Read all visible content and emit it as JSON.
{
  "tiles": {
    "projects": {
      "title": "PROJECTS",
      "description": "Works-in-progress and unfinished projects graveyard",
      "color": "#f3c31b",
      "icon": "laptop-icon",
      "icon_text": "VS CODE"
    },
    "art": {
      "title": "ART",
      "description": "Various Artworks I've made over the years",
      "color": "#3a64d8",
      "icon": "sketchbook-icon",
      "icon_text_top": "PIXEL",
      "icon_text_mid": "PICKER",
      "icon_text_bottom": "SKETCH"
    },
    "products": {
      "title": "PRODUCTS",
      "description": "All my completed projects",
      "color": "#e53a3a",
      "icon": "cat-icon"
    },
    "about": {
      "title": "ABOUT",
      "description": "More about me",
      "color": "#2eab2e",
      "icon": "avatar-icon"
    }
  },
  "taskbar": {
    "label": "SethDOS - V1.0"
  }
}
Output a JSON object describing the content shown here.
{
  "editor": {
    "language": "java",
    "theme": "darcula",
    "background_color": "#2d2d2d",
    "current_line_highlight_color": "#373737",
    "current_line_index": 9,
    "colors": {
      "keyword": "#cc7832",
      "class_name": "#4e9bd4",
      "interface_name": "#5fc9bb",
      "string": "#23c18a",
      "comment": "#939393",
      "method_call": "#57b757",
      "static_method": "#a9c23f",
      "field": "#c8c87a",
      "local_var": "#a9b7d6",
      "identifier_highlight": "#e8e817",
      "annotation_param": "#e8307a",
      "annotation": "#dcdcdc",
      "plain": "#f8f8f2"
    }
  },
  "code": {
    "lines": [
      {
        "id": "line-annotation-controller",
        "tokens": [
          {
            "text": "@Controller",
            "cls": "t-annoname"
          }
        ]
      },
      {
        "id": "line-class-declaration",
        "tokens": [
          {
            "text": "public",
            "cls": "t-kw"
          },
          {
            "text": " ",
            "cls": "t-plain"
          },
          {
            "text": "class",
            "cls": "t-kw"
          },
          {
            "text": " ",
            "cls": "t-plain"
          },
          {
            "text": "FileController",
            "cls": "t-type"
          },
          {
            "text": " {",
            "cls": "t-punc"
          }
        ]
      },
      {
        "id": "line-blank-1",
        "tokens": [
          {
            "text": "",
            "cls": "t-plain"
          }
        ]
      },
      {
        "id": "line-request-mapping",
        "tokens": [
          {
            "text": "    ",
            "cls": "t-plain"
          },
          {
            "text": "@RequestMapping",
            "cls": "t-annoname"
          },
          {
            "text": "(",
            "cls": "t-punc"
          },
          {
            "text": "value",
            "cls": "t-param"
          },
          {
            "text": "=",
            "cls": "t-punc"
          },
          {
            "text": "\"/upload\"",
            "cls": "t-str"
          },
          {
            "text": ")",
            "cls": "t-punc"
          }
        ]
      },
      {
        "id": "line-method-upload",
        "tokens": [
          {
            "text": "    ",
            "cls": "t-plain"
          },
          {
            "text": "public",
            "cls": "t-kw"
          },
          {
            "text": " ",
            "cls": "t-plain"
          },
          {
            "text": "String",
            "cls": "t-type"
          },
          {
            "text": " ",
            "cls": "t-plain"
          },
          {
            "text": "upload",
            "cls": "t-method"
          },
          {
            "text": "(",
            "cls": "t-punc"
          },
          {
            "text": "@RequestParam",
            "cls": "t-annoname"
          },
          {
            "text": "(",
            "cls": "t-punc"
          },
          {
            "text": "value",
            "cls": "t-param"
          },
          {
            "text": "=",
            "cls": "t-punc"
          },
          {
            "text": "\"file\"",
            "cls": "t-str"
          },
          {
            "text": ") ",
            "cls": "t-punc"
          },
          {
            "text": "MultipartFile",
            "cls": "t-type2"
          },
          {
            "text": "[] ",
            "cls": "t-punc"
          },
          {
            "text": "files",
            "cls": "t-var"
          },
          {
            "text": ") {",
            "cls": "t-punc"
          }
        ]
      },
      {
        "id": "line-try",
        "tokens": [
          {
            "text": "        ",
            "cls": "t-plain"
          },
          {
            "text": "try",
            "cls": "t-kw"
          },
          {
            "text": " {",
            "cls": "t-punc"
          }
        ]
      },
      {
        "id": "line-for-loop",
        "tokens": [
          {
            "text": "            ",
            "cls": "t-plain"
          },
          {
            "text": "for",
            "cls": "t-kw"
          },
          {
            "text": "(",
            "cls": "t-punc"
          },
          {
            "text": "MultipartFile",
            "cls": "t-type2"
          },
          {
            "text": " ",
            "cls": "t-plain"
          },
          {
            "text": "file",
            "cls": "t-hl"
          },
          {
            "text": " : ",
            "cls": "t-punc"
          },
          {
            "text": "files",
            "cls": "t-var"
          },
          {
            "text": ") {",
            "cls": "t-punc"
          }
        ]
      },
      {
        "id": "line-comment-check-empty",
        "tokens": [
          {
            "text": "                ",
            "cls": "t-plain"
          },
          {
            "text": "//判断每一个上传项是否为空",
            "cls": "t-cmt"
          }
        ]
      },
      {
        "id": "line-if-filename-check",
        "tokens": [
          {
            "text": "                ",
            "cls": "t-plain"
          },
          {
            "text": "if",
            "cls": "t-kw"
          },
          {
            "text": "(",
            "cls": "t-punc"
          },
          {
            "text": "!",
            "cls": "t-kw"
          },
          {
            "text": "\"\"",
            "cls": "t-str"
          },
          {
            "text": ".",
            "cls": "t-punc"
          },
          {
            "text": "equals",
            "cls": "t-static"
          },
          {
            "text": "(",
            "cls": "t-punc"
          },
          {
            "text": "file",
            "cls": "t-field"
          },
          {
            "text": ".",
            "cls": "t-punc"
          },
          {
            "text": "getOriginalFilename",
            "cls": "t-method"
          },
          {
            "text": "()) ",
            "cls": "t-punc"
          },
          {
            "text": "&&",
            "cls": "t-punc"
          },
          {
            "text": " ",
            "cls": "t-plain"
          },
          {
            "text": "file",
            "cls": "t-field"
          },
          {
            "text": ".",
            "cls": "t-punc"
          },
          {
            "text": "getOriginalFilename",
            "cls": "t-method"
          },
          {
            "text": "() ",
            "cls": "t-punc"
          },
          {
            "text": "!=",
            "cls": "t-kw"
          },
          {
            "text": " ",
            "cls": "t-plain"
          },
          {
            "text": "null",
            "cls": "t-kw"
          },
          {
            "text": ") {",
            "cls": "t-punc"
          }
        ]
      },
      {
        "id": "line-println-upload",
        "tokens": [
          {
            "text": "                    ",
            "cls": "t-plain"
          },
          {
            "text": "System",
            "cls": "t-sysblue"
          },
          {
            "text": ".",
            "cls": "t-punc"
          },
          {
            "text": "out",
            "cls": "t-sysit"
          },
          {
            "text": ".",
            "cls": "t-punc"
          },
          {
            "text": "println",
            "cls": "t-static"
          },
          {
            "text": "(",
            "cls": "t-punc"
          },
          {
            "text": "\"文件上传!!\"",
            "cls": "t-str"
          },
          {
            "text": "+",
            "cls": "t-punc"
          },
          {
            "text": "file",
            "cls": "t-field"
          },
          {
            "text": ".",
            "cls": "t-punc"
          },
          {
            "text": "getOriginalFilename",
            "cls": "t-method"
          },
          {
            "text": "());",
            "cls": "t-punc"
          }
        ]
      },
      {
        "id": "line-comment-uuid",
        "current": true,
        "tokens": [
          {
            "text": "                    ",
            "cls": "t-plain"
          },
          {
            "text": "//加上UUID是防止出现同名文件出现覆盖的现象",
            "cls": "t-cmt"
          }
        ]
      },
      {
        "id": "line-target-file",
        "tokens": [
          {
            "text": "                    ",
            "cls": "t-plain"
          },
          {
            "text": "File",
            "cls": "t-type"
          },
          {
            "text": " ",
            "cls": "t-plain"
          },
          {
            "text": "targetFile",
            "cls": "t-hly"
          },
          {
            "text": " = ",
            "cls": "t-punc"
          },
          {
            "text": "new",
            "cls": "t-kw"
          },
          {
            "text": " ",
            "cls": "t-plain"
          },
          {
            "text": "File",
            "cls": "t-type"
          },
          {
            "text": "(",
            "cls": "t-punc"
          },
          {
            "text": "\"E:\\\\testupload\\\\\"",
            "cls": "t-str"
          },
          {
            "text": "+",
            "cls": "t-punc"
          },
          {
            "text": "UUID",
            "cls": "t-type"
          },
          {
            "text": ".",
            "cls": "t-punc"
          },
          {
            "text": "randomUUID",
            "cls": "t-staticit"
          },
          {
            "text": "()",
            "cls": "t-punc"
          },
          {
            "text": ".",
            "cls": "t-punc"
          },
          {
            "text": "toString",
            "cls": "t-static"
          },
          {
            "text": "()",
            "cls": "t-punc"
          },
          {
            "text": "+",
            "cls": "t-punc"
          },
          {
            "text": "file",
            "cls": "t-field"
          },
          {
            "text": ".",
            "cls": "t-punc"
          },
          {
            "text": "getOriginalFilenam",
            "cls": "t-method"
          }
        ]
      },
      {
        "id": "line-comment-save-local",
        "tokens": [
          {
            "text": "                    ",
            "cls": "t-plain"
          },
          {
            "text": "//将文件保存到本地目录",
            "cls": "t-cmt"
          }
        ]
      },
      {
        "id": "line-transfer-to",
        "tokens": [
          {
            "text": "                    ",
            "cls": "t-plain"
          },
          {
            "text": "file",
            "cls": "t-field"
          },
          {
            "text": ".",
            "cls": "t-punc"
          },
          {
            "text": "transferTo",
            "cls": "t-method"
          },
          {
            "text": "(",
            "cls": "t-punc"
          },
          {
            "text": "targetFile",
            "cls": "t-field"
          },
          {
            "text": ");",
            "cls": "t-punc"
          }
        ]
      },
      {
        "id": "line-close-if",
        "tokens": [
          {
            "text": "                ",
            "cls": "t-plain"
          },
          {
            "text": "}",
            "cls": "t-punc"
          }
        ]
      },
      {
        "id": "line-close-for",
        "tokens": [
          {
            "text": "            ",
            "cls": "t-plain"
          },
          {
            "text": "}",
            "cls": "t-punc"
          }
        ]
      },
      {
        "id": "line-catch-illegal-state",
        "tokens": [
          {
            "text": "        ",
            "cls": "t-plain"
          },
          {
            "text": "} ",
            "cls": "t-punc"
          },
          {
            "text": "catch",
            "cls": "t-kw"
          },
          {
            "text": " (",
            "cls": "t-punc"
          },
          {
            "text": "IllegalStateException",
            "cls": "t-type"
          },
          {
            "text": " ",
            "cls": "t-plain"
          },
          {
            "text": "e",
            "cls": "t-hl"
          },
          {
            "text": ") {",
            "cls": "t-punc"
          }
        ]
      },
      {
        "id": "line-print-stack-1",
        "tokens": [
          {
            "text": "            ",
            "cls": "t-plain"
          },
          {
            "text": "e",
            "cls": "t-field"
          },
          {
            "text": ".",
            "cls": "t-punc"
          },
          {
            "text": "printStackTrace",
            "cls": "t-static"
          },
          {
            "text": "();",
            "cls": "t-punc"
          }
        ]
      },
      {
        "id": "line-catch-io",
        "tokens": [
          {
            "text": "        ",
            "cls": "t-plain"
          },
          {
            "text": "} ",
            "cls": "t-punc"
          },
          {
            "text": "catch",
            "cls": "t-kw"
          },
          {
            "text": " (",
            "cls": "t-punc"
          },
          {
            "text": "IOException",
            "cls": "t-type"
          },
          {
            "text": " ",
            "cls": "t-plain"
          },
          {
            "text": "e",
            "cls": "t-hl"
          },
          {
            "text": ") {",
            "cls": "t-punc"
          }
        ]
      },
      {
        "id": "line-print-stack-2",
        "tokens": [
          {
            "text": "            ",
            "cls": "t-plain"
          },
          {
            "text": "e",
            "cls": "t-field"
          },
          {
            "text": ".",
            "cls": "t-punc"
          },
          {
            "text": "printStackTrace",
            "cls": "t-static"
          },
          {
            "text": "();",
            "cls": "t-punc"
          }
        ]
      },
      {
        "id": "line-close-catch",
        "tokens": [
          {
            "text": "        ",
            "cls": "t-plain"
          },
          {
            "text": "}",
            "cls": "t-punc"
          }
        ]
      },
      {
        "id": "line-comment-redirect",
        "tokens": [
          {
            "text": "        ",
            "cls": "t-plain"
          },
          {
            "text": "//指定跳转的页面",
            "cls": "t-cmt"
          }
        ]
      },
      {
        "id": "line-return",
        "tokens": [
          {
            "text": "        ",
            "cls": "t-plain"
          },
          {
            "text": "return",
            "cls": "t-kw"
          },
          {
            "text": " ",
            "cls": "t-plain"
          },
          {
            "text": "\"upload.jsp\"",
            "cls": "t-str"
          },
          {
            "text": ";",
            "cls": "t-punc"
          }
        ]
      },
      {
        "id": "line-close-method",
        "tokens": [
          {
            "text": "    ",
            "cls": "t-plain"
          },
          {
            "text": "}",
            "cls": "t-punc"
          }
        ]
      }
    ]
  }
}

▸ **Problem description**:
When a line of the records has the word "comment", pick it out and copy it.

▸ **Output of the task**:
      "comment": "#939393",
        "id": "line-comment-check-empty",
        "id": "line-comment-uuid",
        "id": "line-comment-save-local",
        "id": "line-comment-redirect",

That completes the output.